Borzi then offered details on areas of the rule that will likely be revised. EBSA, she said, anticipates revising provisions of the rule including, but not restricted to, clarifying that “fiduciary advice is limited to individualized advice directed to specific parties, responding to concerns about the application of the regulation to routine appraisals and clarifying the limits of the rule’s application to arm’s length commercial transactions, such as swap transactions.”
Also anticipated are exemptions addressing concerns about the impact of the new regulation on the current fee practices of brokers and advisors, Borzi said, and “clarifying the continued applicability of exemptions that have long been in existence that allow brokers to receive commissions in connection with mutual funds, stocks and insurance products.” EBSA, she continued, “will carefully craft new or amended exemptions that can best preserve beneficial fee practices, while at the same time protecting plan participants and individual retirement account owners from abusive practices and conflicted advice.”

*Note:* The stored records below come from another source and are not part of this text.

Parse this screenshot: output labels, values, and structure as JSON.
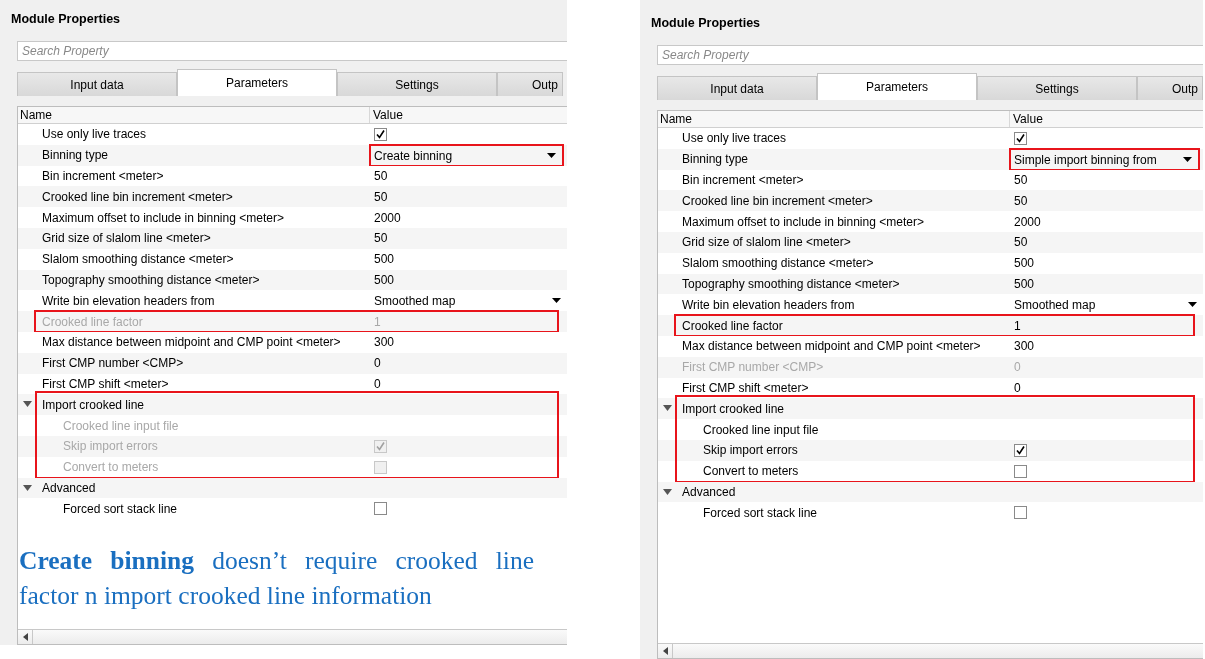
{
  "panels": [
    {
      "title": "Module Properties",
      "search": {
        "placeholder": "Search Property"
      },
      "tabs": [
        {
          "label": "Input data",
          "selected": false
        },
        {
          "label": "Parameters",
          "selected": true
        },
        {
          "label": "Settings",
          "selected": false
        },
        {
          "label": "Outp",
          "selected": false
        }
      ],
      "table": {
        "columns": [
          "Name",
          "Value"
        ],
        "rows": [
          {
            "kind": "checkbox",
            "name": "Use only live traces",
            "checked": true,
            "disabled": false,
            "highlighted": false
          },
          {
            "kind": "dropdown",
            "name": "Binning type",
            "value": "Create binning",
            "disabled": false,
            "highlighted": true
          },
          {
            "kind": "text",
            "name": "Bin increment <meter>",
            "value": "50",
            "disabled": false,
            "highlighted": false
          },
          {
            "kind": "text",
            "name": "Crooked line bin increment <meter>",
            "value": "50",
            "disabled": false,
            "highlighted": false
          },
          {
            "kind": "text",
            "name": "Maximum offset to include in binning <meter>",
            "value": "2000",
            "disabled": false,
            "highlighted": false
          },
          {
            "kind": "text",
            "name": "Grid size of slalom line <meter>",
            "value": "50",
            "disabled": false,
            "highlighted": false
          },
          {
            "kind": "text",
            "name": "Slalom smoothing distance <meter>",
            "value": "500",
            "disabled": false,
            "highlighted": false
          },
          {
            "kind": "text",
            "name": "Topography smoothing distance <meter>",
            "value": "500",
            "disabled": false,
            "highlighted": false
          },
          {
            "kind": "dropdown",
            "name": "Write bin elevation headers from",
            "value": "Smoothed map",
            "disabled": false,
            "highlighted": false
          },
          {
            "kind": "text",
            "name": "Crooked line factor",
            "value": "1",
            "disabled": true,
            "highlighted": true
          },
          {
            "kind": "text",
            "name": "Max distance between midpoint and CMP point <meter>",
            "value": "300",
            "disabled": false,
            "highlighted": false
          },
          {
            "kind": "text",
            "name": "First CMP number <CMP>",
            "value": "0",
            "disabled": false,
            "highlighted": false
          },
          {
            "kind": "text",
            "name": "First CMP shift <meter>",
            "value": "0",
            "disabled": false,
            "highlighted": false
          },
          {
            "kind": "group",
            "name": "Import crooked line",
            "expanded": true,
            "highlighted": true,
            "children": [
              {
                "kind": "text",
                "name": "Crooked line input file",
                "disabled": true,
                "highlighted": false
              },
              {
                "kind": "checkbox",
                "name": "Skip import errors",
                "checked": true,
                "disabled": true,
                "highlighted": false
              },
              {
                "kind": "checkbox",
                "name": "Convert to meters",
                "checked": false,
                "disabled": true,
                "highlighted": false
              }
            ]
          },
          {
            "kind": "group",
            "name": "Advanced",
            "expanded": true,
            "highlighted": false,
            "children": [
              {
                "kind": "checkbox",
                "name": "Forced sort stack line",
                "checked": false,
                "disabled": false,
                "highlighted": false
              }
            ]
          }
        ]
      },
      "note": "**Create binning** doesn’t require crooked line factor n import crooked line information"
    },
    {
      "title": "Module Properties",
      "search": {
        "placeholder": "Search Property"
      },
      "tabs": [
        {
          "label": "Input data",
          "selected": false
        },
        {
          "label": "Parameters",
          "selected": true
        },
        {
          "label": "Settings",
          "selected": false
        },
        {
          "label": "Outp",
          "selected": false
        }
      ],
      "table": {
        "columns": [
          "Name",
          "Value"
        ],
        "rows": [
          {
            "kind": "checkbox",
            "name": "Use only live traces",
            "checked": true,
            "disabled": false,
            "highlighted": false
          },
          {
            "kind": "dropdown",
            "name": "Binning type",
            "value": "Simple import binning from",
            "disabled": false,
            "highlighted": true
          },
          {
            "kind": "text",
            "name": "Bin increment <meter>",
            "value": "50",
            "disabled": false,
            "highlighted": false
          },
          {
            "kind": "text",
            "name": "Crooked line bin increment <meter>",
            "value": "50",
            "disabled": false,
            "highlighted": false
          },
          {
            "kind": "text",
            "name": "Maximum offset to include in binning <meter>",
            "value": "2000",
            "disabled": false,
            "highlighted": false
          },
          {
            "kind": "text",
            "name": "Grid size of slalom line <meter>",
            "value": "50",
            "disabled": false,
            "highlighted": false
          },
          {
            "kind": "text",
            "name": "Slalom smoothing distance <meter>",
            "value": "500",
            "disabled": false,
            "highlighted": false
          },
          {
            "kind": "text",
            "name": "Topography smoothing distance <meter>",
            "value": "500",
            "disabled": false,
            "highlighted": false
          },
          {
            "kind": "dropdown",
            "name": "Write bin elevation headers from",
            "value": "Smoothed map",
            "disabled": false,
            "highlighted": false
          },
          {
            "kind": "text",
            "name": "Crooked line factor",
            "value": "1",
            "disabled": false,
            "highlighted": true
          },
          {
            "kind": "text",
            "name": "Max distance between midpoint and CMP point <meter>",
            "value": "300",
            "disabled": false,
            "highlighted": false
          },
          {
            "kind": "text",
            "name": "First CMP number <CMP>",
            "value": "0",
            "disabled": true,
            "highlighted": false
          },
          {
            "kind": "text",
            "name": "First CMP shift <meter>",
            "value": "0",
            "disabled": false,
            "highlighted": false
          },
          {
            "kind": "group",
            "name": "Import crooked line",
            "expanded": true,
            "highlighted": true,
            "children": [
              {
                "kind": "text",
                "name": "Crooked line input file",
                "disabled": false,
                "highlighted": false
              },
              {
                "kind": "checkbox",
                "name": "Skip import errors",
                "checked": true,
                "disabled": false,
                "highlighted": false
              },
              {
                "kind": "checkbox",
                "name": "Convert to meters",
                "checked": false,
                "disabled": false,
                "highlighted": false
              }
            ]
          },
          {
            "kind": "group",
            "name": "Advanced",
            "expanded": true,
            "highlighted": false,
            "children": [
              {
                "kind": "checkbox",
                "name": "Forced sort stack line",
                "checked": false,
                "disabled": false,
                "highlighted": false
              }
            ]
          }
        ]
      }
    }
  ]
}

EBSA is also seeking to amend a 1975 regulation, which defines when a person providing investment advice becomes a fiduciary under ERISA, in order to adapt the rule to the current retirement marketplace. “The proposal’s goal is to ensure that potential conflicts of interest among advisers are not allowed to compromise the quality of investment advice that millions of American workers rely on, so they can retire with the dignity that they have worked hard to achieve,” Borzi said.
Brad Campbell, the former head of EBSA who’s now counsel with the law firm Schiff Hardin in Washington, has been urging Borzi to repropose the fiduciary rule for some time. He told AdvisorOne in an email message on Monday that reproposing the rule “is the right decision as a matter of regulatory process and good public policy.” The issues raised by the proposal, he said, “are complex, and rushing to a final rule would have increased costs and uncertainty, as well as embroiling the Department in extensive litigation.”
Industry groups were quick to weigh in with their response. Dale Brown, president and CEO of the Financial Services Institute (FSI), said FSI applauds DOL and Borzi “for recognizing the correct course of action and taking steps to get the rule right for investors and financial advisors. The rule, as proposed, would have serious negative consequences for Main Street Americans in need of retirement advice.”
Robert Miller, president of the National Association of Insurance and Financial Advisors (NAIFA) said in a statement that NAIFA “is gratified that the Department of Labor has decided to repropose its fiduciary rule and clarify what types of investment information and fee arrangements will be exempted.”
NAIFA, he continued, looks “forward to reviewing the new proposal with a singular focus on ensuring that middle-market investors continue to have access to affordable professional investment guidance for their retirement planning.”
Ken Bentsen, executive VP of public policy for the Securities Industry Financial Markets Association (SIFMA), agreed that EBSA made the “right decision” by re-proposing its rule. “Since the beginning,” he said, “we have raised significant concerns about the proposal and lack of cost-benefit analysis on a rule that would affect millions of IRA holders and plan participants. We appreciate the Department’s announcement that they indeed will conduct further economic analysis and make changes that will be included in the new proposed rule.”